═══ Data for analysis

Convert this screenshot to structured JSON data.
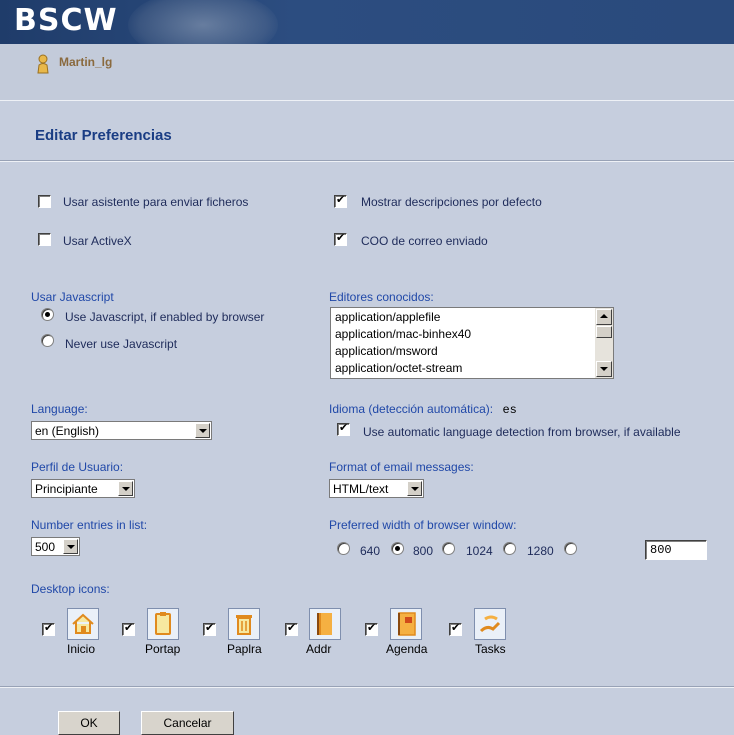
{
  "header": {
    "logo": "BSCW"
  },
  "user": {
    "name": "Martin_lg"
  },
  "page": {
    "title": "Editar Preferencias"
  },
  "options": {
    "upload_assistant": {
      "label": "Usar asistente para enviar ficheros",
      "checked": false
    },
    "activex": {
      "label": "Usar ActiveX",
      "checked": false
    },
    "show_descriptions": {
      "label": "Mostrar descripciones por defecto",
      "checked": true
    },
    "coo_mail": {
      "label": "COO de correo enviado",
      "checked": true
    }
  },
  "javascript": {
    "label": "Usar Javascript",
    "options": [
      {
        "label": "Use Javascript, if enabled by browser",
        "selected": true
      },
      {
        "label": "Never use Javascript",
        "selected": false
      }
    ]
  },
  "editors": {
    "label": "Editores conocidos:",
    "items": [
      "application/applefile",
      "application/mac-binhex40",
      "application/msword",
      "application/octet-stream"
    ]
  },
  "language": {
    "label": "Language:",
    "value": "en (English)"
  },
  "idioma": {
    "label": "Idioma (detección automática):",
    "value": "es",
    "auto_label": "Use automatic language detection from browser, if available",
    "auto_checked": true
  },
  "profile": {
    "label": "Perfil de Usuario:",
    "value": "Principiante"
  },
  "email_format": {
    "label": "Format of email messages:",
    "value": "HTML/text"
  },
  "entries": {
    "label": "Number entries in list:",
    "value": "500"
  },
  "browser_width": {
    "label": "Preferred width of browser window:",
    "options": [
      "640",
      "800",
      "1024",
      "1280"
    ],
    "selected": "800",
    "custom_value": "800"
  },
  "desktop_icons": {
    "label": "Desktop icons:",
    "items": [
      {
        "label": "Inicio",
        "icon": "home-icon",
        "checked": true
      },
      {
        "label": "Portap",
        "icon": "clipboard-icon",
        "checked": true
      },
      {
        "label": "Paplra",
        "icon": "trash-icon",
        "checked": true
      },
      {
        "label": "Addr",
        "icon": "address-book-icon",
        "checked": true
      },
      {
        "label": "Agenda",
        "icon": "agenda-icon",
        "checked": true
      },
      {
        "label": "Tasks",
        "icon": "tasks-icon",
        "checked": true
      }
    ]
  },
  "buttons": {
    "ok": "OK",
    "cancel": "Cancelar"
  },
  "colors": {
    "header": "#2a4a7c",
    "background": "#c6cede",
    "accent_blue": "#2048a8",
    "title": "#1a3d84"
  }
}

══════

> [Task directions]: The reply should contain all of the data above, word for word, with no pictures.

> [Answer section]:
Convert this screenshot to structured JSON data.
{
  "header": {
    "logo": "BSCW"
  },
  "user": {
    "name": "Martin_lg"
  },
  "page": {
    "title": "Editar Preferencias"
  },
  "options": {
    "upload_assistant": {
      "label": "Usar asistente para enviar ficheros",
      "checked": false
    },
    "activex": {
      "label": "Usar ActiveX",
      "checked": false
    },
    "show_descriptions": {
      "label": "Mostrar descripciones por defecto",
      "checked": true
    },
    "coo_mail": {
      "label": "COO de correo enviado",
      "checked": true
    }
  },
  "javascript": {
    "label": "Usar Javascript",
    "options": [
      {
        "label": "Use Javascript, if enabled by browser",
        "selected": true
      },
      {
        "label": "Never use Javascript",
        "selected": false
      }
    ]
  },
  "editors": {
    "label": "Editores conocidos:",
    "items": [
      "application/applefile",
      "application/mac-binhex40",
      "application/msword",
      "application/octet-stream"
    ]
  },
  "language": {
    "label": "Language:",
    "value": "en (English)"
  },
  "idioma": {
    "label": "Idioma (detección automática):",
    "value": "es",
    "auto_label": "Use automatic language detection from browser, if available",
    "auto_checked": true
  },
  "profile": {
    "label": "Perfil de Usuario:",
    "value": "Principiante"
  },
  "email_format": {
    "label": "Format of email messages:",
    "value": "HTML/text"
  },
  "entries": {
    "label": "Number entries in list:",
    "value": "500"
  },
  "browser_width": {
    "label": "Preferred width of browser window:",
    "options": [
      "640",
      "800",
      "1024",
      "1280"
    ],
    "selected": "800",
    "custom_value": "800"
  },
  "desktop_icons": {
    "label": "Desktop icons:",
    "items": [
      {
        "label": "Inicio",
        "icon": "home-icon",
        "checked": true
      },
      {
        "label": "Portap",
        "icon": "clipboard-icon",
        "checked": true
      },
      {
        "label": "Paplra",
        "icon": "trash-icon",
        "checked": true
      },
      {
        "label": "Addr",
        "icon": "address-book-icon",
        "checked": true
      },
      {
        "label": "Agenda",
        "icon": "agenda-icon",
        "checked": true
      },
      {
        "label": "Tasks",
        "icon": "tasks-icon",
        "checked": true
      }
    ]
  },
  "buttons": {
    "ok": "OK",
    "cancel": "Cancelar"
  },
  "colors": {
    "header": "#2a4a7c",
    "background": "#c6cede",
    "accent_blue": "#2048a8",
    "title": "#1a3d84"
  }
}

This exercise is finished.